Double-clutching allows the driver to control the engine and transmission revolutions to synchronize, so that a smooth shift can be made; for example, when upshifting, the accelerator pedal is released and the clutch pedal is depressed while the gear lever is moved into neutral, the clutch pedal is then released and quickly pushed down again while the gear lever is moved to the next higher gear. Finally, the clutch pedal is released and the accelerator pedal pushed down to obtain required engine speed. Although this is a relatively fast movement, perhaps a second or so while transmission is in neutral, it allows the engine speed to drop and synchronize engine and transmission revolutions relative to the road speed. Downshifting is performed in a similar fashion, except the engine speed is now required to increase (while transmission is in neutral) just the right amount in order to achieve the synchronization for a smooth, non-collision gear change. "Skip changing" is also widely used; in principle operation is the same as double-clutching, but it requires neutral be held slightly longer than a single-gear change.

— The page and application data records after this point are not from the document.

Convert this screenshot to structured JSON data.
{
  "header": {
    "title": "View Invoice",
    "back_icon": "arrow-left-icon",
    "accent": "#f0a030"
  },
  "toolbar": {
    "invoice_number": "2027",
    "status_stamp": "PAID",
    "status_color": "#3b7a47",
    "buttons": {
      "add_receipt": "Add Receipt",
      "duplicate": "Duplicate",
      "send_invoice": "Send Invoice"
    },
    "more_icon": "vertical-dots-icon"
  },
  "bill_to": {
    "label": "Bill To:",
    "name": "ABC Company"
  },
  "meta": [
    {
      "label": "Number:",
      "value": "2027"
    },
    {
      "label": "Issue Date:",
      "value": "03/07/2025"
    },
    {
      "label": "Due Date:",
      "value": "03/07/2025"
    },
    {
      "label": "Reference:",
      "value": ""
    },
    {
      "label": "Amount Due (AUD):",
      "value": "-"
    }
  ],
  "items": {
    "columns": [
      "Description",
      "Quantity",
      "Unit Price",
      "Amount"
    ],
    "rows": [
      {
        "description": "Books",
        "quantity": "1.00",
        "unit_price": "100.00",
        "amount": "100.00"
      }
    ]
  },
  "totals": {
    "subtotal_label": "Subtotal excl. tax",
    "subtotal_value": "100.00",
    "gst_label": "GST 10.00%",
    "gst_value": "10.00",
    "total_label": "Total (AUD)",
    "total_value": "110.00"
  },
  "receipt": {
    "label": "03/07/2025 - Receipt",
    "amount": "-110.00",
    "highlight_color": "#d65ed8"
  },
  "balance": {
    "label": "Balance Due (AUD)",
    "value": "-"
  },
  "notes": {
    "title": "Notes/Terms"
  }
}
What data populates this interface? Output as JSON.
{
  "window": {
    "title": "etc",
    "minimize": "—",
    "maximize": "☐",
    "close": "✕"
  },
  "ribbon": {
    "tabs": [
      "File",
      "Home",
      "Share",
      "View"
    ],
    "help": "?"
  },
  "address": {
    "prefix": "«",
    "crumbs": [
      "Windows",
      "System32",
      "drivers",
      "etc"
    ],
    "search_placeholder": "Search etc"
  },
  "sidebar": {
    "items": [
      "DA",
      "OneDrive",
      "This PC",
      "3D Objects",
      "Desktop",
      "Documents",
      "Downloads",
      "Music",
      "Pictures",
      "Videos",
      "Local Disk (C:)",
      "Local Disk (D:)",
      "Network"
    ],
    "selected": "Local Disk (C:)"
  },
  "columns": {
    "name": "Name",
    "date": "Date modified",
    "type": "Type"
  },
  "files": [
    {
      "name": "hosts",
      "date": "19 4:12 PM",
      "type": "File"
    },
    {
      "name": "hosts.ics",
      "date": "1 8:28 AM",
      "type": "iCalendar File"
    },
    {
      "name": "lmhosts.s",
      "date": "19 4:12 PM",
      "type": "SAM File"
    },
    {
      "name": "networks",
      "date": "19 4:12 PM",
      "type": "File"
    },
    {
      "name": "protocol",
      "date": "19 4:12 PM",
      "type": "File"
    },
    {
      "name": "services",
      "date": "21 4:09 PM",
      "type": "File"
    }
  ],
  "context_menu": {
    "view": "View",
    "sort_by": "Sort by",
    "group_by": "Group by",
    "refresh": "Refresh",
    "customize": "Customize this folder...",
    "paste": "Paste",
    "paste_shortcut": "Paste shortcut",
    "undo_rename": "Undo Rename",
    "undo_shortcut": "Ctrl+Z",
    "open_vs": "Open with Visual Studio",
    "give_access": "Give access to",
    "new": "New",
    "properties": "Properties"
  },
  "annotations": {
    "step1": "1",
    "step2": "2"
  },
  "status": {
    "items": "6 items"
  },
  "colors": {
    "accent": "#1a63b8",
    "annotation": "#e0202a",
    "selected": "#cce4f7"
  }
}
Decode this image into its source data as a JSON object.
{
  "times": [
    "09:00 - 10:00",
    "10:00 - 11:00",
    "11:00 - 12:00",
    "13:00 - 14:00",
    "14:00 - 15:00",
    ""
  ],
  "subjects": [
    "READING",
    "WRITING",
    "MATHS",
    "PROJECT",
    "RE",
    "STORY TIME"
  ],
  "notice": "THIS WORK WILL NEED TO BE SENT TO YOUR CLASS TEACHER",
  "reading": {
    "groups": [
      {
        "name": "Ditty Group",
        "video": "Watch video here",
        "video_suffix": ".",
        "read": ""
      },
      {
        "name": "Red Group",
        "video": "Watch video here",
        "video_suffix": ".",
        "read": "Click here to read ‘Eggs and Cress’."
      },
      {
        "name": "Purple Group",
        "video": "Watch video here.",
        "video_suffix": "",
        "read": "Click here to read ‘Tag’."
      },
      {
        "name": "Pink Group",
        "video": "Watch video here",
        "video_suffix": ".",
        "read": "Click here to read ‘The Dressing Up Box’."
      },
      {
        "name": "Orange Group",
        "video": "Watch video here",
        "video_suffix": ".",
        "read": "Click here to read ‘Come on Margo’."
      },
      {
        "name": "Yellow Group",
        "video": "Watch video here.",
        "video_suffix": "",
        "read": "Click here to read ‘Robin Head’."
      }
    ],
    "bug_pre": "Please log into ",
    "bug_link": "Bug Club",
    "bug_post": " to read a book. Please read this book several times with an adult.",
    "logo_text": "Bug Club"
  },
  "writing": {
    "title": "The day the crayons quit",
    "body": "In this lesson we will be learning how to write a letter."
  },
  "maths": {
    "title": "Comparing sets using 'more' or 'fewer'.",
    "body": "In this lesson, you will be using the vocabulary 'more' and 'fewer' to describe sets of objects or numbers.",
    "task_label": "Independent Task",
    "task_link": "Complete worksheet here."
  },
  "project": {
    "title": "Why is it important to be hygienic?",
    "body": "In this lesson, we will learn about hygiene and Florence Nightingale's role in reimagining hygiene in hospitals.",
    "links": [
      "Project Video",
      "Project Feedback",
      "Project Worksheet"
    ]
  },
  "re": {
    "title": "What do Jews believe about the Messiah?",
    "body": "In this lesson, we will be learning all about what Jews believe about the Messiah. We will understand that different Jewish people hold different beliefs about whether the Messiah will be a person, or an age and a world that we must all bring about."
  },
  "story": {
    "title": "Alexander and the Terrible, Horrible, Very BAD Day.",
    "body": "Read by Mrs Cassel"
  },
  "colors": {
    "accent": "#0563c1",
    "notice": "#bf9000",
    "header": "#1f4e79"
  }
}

Common North American setups include 9, 10, 13, 15, and 18 speeds. Automatic and semi-automatic transmissions for heavy trucks are becoming more and more common, due to advances both in transmission and engine power. In Europe, 8, 10, 12 and 16 gears are common on larger trucks with manual transmission, while automatic or semi-automatic transmissions would have anything from 5 to 12 gears. Almost all heavy truck transmissions are of the "range and split" (double H shift pattern) type, where range change and so‑called half gears or splits are air operated and always preselected before the main gear selection.